What to work on
Copy out each line of the data holding "Task".

--- --- ---

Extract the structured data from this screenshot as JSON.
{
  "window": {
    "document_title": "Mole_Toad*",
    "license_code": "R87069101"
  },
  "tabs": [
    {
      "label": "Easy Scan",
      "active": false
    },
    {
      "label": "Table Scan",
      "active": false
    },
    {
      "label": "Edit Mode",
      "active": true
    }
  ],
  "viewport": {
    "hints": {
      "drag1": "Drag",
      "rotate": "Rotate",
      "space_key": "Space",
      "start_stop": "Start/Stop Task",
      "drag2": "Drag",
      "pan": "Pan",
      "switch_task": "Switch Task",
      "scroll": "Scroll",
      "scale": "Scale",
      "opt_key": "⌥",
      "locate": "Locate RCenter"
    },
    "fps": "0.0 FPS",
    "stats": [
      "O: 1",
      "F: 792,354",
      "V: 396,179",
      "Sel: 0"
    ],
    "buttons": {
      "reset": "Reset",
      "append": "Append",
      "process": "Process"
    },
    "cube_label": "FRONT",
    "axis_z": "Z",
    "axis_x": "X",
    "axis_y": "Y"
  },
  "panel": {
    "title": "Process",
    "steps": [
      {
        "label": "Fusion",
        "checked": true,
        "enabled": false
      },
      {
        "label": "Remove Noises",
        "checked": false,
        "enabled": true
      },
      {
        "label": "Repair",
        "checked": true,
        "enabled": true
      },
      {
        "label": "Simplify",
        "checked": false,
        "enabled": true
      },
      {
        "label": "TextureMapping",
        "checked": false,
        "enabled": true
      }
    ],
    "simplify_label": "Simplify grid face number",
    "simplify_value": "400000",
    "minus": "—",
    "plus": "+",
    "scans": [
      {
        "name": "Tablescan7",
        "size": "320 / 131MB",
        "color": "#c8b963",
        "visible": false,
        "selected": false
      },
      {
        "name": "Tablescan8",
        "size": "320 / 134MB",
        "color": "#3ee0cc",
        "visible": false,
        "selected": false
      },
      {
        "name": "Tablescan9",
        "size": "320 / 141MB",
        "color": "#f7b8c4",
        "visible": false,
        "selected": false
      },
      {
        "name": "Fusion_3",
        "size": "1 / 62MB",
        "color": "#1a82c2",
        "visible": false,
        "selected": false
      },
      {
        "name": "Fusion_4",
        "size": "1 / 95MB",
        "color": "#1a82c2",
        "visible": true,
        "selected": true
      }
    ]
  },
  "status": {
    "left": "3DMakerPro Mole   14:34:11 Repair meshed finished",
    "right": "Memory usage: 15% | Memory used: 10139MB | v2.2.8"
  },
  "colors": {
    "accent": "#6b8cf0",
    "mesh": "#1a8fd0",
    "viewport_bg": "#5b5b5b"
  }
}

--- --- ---

Expected answer
      "start_stop": "Start/Stop Task",
      "switch_task": "Switch Task",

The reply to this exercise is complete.